For many people in this country, cheese means one thing;Cheddar. The supermarket shelves bear witness to its popularity. Yet there is a huge variety of cheese throughout the world. Britain alone has produced over 700 different varieties in its long history.
This often bewildering level of choice means that we often plump for the well known, the tried and tested. Yet it pays to try something a little different if only to confirm your prejudices. I attempted to expand my culinary horizons, by attending a Grana Padano masterclass hosted by Gennaro Contaldo.
Most likely known to you through his involvement with his Protégée Jamie Oliver, as well as for his 16 second omelette on hungover foodie favourite Saturday Kitchen, he is a talented chef in his own right, who has been working in restaurants since the age of eight. He proved a lively host to my cheese education.
For those of you who haven’t heard of Grana Padanao, here is the low down. Relatively unknown in England, it is one of the most popular cheeses in Italy. Indeed, among cheeses with a P.D.O, it is the biggest seller in the world. Similar to Parmesan in production method, but lighter and as Gennaro told us, lower in fat. The name comes from the distinctive grainy texture and it has been made in Italy for over a thousand years. It is generally sold at around 9, 14, and 24 months old and I got to taste the latter two as part of some classic raw Italian dishes.
A beef carpaccio topped with Grana Padano and shaved white truffles was an enjoyable start to proceedings. The cheese itself was excellent providing great contrast to the beef. The 14 year old son of one of my fellow hacks, forced along due to half term issues, pronounced the cheese “lovely”, and was a instant convert to the over ripe sock smell of truffles.
The raw artichoke salad and fresh basil pesto that followed also provided great ways to use the cheese. A tip from Gennaro was that you should pound the basil in a pestle and mortar rather than blending it, as by blending it you lose some of the freshness of the basil

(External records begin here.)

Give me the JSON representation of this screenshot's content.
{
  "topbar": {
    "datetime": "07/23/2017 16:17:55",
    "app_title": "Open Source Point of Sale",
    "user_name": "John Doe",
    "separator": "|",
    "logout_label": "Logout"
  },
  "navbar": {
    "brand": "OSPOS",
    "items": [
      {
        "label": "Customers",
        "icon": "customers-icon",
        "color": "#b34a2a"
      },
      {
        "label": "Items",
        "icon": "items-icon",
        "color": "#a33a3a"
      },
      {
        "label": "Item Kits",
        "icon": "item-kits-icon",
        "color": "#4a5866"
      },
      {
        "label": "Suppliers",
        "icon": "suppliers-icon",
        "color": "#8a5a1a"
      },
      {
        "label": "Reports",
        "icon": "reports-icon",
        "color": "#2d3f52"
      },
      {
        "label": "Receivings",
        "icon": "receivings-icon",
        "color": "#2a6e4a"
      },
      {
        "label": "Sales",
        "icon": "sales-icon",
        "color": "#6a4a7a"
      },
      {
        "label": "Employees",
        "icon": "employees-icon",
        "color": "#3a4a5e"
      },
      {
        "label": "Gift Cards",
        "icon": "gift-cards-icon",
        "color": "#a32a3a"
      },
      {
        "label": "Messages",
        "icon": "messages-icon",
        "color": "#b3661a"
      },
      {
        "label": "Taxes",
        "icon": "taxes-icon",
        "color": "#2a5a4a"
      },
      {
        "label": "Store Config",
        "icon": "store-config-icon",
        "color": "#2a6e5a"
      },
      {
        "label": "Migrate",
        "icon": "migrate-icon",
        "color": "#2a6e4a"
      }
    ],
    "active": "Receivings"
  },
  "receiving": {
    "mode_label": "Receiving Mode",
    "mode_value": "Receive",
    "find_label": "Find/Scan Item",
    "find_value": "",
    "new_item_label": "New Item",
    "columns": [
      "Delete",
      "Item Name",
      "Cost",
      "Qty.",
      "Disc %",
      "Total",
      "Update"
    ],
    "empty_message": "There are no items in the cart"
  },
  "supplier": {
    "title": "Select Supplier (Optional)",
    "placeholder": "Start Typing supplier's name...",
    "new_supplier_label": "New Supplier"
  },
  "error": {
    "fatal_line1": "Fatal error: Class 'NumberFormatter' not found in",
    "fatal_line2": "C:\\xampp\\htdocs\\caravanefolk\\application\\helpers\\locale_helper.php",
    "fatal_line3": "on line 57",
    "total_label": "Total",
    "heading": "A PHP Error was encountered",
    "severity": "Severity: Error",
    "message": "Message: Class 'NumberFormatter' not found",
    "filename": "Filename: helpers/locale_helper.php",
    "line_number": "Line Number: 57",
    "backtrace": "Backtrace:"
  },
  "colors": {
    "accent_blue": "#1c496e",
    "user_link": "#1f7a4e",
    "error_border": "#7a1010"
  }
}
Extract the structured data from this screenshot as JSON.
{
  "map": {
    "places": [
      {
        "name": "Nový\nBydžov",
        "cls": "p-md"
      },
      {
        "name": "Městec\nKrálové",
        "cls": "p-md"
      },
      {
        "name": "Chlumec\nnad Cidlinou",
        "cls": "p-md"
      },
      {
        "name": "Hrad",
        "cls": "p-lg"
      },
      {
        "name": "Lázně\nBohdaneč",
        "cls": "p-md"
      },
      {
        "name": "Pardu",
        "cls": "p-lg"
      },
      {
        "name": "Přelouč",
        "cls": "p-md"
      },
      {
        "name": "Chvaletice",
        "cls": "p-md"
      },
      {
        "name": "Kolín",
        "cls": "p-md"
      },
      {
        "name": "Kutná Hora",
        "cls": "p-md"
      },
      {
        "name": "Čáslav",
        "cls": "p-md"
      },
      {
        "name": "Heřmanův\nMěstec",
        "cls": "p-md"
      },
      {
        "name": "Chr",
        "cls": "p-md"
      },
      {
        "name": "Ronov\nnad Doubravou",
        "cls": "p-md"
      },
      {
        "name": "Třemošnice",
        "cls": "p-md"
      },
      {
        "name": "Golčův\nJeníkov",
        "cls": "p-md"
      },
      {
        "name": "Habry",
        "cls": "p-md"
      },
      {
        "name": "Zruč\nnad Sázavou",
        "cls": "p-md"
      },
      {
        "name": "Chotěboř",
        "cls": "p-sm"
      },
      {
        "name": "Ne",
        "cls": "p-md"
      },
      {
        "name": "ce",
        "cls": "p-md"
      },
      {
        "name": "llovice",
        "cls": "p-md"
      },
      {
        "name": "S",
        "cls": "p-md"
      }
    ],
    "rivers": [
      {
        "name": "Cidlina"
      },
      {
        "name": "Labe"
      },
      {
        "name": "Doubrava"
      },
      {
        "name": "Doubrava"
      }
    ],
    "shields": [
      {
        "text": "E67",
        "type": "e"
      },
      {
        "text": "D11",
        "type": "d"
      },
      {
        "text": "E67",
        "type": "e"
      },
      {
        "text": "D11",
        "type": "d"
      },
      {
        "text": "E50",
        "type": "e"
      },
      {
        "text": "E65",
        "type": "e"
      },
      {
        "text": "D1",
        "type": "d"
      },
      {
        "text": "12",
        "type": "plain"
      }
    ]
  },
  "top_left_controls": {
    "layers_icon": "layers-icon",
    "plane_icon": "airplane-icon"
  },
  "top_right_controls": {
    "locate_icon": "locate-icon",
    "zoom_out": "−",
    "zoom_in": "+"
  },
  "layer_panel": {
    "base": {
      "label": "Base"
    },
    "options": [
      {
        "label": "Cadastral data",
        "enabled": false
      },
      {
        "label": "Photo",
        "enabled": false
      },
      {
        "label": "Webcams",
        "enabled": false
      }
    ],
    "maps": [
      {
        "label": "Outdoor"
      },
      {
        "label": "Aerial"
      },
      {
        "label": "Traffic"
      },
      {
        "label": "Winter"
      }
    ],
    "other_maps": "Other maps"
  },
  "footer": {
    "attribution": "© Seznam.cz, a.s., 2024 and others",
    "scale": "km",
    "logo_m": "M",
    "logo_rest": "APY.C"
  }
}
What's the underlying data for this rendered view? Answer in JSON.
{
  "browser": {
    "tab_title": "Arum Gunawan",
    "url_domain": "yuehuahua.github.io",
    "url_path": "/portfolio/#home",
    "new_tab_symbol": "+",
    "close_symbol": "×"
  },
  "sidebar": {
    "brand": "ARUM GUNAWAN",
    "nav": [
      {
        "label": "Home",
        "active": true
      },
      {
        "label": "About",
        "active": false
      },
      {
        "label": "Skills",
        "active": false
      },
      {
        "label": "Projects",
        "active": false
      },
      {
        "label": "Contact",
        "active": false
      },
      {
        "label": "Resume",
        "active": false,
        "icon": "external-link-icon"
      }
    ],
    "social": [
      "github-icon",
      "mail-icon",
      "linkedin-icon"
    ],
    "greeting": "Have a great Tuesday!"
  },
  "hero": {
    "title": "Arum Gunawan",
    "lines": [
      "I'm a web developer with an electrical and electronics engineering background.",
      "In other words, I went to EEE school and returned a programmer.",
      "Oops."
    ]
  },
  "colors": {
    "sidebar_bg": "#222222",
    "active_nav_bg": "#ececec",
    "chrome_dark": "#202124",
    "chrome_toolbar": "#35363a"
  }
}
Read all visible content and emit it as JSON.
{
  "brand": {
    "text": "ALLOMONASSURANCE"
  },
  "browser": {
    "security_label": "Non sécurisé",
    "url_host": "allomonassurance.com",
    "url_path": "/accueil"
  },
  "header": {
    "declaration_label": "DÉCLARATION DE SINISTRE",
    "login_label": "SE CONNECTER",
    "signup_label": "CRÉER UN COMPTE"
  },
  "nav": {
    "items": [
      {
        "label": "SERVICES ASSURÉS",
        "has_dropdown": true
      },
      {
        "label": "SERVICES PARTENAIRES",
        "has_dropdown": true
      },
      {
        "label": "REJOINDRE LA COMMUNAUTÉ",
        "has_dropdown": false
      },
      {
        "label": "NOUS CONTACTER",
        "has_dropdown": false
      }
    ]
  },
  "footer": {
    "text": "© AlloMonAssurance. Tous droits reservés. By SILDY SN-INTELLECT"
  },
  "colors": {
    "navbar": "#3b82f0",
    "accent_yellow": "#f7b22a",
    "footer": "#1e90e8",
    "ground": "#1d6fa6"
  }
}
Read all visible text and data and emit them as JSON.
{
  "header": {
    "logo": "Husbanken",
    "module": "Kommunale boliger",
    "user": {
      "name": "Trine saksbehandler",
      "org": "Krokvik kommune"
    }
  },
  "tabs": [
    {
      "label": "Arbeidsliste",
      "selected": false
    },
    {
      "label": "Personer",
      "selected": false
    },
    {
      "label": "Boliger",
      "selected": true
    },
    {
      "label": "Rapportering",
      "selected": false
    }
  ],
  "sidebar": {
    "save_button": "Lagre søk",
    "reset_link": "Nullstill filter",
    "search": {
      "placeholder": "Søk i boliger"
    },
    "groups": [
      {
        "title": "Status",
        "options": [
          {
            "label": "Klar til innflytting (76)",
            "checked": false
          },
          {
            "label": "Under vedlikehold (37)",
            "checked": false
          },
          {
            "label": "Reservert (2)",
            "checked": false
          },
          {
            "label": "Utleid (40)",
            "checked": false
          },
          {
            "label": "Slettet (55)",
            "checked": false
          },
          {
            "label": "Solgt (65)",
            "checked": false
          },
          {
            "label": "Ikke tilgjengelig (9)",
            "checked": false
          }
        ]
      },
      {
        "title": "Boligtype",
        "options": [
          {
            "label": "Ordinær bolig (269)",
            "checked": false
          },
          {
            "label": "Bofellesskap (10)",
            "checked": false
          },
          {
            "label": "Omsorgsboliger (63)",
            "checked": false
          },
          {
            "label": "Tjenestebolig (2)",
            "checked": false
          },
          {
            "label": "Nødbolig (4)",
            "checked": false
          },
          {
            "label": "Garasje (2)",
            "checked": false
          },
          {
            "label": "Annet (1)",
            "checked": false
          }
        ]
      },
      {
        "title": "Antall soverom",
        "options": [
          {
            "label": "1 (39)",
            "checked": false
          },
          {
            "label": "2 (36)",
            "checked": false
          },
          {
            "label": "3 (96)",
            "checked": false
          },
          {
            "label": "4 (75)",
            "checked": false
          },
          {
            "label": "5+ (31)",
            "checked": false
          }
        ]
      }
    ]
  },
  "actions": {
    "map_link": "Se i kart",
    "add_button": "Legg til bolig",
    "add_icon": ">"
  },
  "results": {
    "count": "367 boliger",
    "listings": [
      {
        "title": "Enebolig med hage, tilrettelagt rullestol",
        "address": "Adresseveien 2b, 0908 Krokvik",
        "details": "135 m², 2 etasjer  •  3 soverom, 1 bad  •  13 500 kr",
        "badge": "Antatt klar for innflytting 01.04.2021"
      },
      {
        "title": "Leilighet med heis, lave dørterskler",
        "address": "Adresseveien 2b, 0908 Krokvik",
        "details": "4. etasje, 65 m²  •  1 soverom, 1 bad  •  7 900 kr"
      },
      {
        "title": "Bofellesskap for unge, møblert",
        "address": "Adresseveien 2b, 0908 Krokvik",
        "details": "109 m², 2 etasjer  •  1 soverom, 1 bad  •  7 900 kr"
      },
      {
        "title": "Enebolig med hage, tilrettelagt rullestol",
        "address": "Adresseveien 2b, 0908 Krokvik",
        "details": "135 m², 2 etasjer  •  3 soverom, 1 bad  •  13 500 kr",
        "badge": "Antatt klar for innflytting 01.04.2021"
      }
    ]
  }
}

Being generally younger, Grana Padano provides a similar taste to Parmesan at a generally reduced price. It is definitely something worth looking into, being an excellent cheese in its own right.